Information provided:
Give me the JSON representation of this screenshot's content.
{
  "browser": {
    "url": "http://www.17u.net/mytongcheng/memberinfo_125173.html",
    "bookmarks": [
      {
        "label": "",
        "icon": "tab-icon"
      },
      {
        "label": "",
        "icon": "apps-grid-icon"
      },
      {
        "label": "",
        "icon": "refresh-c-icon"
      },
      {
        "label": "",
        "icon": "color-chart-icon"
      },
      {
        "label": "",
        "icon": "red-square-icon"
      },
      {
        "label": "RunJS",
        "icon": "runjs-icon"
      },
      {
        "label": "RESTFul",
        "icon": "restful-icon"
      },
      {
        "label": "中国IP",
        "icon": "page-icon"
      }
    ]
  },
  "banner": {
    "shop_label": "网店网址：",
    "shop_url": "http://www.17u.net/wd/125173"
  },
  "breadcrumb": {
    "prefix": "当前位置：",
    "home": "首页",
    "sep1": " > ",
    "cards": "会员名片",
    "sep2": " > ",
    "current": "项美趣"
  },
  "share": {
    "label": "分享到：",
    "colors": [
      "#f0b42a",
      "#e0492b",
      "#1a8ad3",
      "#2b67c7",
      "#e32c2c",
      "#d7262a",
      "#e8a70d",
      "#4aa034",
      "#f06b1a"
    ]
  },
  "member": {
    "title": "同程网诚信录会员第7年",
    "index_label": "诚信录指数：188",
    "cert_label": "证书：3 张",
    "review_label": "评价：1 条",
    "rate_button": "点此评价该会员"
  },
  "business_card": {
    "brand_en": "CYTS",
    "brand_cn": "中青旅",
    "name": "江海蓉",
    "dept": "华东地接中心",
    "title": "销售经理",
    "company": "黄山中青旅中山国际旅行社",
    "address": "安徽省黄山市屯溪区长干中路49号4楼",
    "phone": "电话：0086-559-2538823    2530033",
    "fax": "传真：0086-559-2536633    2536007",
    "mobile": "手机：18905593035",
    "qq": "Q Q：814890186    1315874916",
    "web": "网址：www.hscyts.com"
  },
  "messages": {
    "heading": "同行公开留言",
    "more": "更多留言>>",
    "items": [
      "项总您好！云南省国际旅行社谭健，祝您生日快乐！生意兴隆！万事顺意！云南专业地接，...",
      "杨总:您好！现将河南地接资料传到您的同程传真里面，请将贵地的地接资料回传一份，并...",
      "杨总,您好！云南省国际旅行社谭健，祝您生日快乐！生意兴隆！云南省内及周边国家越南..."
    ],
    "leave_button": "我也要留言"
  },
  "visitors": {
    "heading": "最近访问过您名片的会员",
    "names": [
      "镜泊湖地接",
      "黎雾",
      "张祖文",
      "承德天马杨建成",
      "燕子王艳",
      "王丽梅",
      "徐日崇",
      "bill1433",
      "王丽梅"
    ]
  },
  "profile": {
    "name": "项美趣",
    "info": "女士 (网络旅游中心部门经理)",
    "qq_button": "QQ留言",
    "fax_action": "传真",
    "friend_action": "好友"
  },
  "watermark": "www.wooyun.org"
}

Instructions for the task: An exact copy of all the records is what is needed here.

Your solution:
Give me the JSON representation of this screenshot's content.
{
  "browser": {
    "url": "http://www.17u.net/mytongcheng/memberinfo_125173.html",
    "bookmarks": [
      {
        "label": "",
        "icon": "tab-icon"
      },
      {
        "label": "",
        "icon": "apps-grid-icon"
      },
      {
        "label": "",
        "icon": "refresh-c-icon"
      },
      {
        "label": "",
        "icon": "color-chart-icon"
      },
      {
        "label": "",
        "icon": "red-square-icon"
      },
      {
        "label": "RunJS",
        "icon": "runjs-icon"
      },
      {
        "label": "RESTFul",
        "icon": "restful-icon"
      },
      {
        "label": "中国IP",
        "icon": "page-icon"
      }
    ]
  },
  "banner": {
    "shop_label": "网店网址：",
    "shop_url": "http://www.17u.net/wd/125173"
  },
  "breadcrumb": {
    "prefix": "当前位置：",
    "home": "首页",
    "sep1": " > ",
    "cards": "会员名片",
    "sep2": " > ",
    "current": "项美趣"
  },
  "share": {
    "label": "分享到：",
    "colors": [
      "#f0b42a",
      "#e0492b",
      "#1a8ad3",
      "#2b67c7",
      "#e32c2c",
      "#d7262a",
      "#e8a70d",
      "#4aa034",
      "#f06b1a"
    ]
  },
  "member": {
    "title": "同程网诚信录会员第7年",
    "index_label": "诚信录指数：188",
    "cert_label": "证书：3 张",
    "review_label": "评价：1 条",
    "rate_button": "点此评价该会员"
  },
  "business_card": {
    "brand_en": "CYTS",
    "brand_cn": "中青旅",
    "name": "江海蓉",
    "dept": "华东地接中心",
    "title": "销售经理",
    "company": "黄山中青旅中山国际旅行社",
    "address": "安徽省黄山市屯溪区长干中路49号4楼",
    "phone": "电话：0086-559-2538823    2530033",
    "fax": "传真：0086-559-2536633    2536007",
    "mobile": "手机：18905593035",
    "qq": "Q Q：814890186    1315874916",
    "web": "网址：www.hscyts.com"
  },
  "messages": {
    "heading": "同行公开留言",
    "more": "更多留言>>",
    "items": [
      "项总您好！云南省国际旅行社谭健，祝您生日快乐！生意兴隆！万事顺意！云南专业地接，...",
      "杨总:您好！现将河南地接资料传到您的同程传真里面，请将贵地的地接资料回传一份，并...",
      "杨总,您好！云南省国际旅行社谭健，祝您生日快乐！生意兴隆！云南省内及周边国家越南..."
    ],
    "leave_button": "我也要留言"
  },
  "visitors": {
    "heading": "最近访问过您名片的会员",
    "names": [
      "镜泊湖地接",
      "黎雾",
      "张祖文",
      "承德天马杨建成",
      "燕子王艳",
      "王丽梅",
      "徐日崇",
      "bill1433",
      "王丽梅"
    ]
  },
  "profile": {
    "name": "项美趣",
    "info": "女士 (网络旅游中心部门经理)",
    "qq_button": "QQ留言",
    "fax_action": "传真",
    "friend_action": "好友"
  },
  "watermark": "www.wooyun.org"
}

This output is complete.